Fertilization problems are the major problems that may be faced in 30-55% of the patients during an intracytoplasmic sperm injection (ICSI) cycle. A successful oocyte activation depends on factors related to both sperm and oocyte, and one of the important factors that mediates the process is Ca2+ concentration within the oocyte. Artificial oocyte activation (AOA) is a method used for fertilization problems that commonly involve the usage of Ca2+ ionophores and is usually used in problems such as total fertilization failure (TFF) and globozoospermia.
In order for an egg to allow a sperm to fertilise it and start developing into an embryo, it first has to be activated.
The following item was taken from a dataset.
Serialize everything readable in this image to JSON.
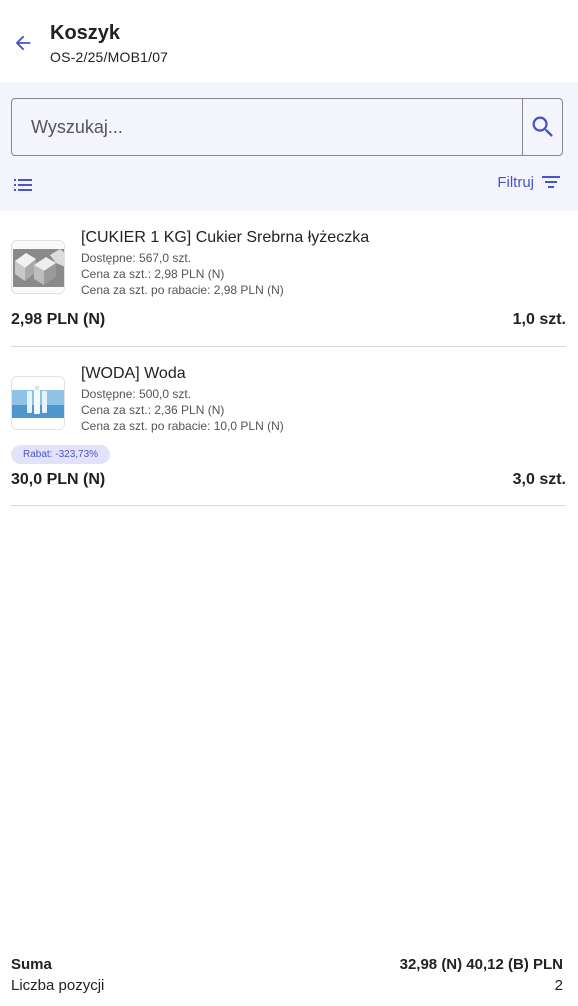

In some women with previously unexpected failed fertilisation, even when advanced techniques such as ICSI are used, the eggs may be stimulated in subsequent cycles to activate by using chemicals called calcium ionophores.
These chemicals can be added to the embryo in the lab.
In the few studies done to date, egg activation using calcium ionophores may improve fertilisation rates in ICSI cycles where the egg and sperm have failed to activate in previous treatment cycles.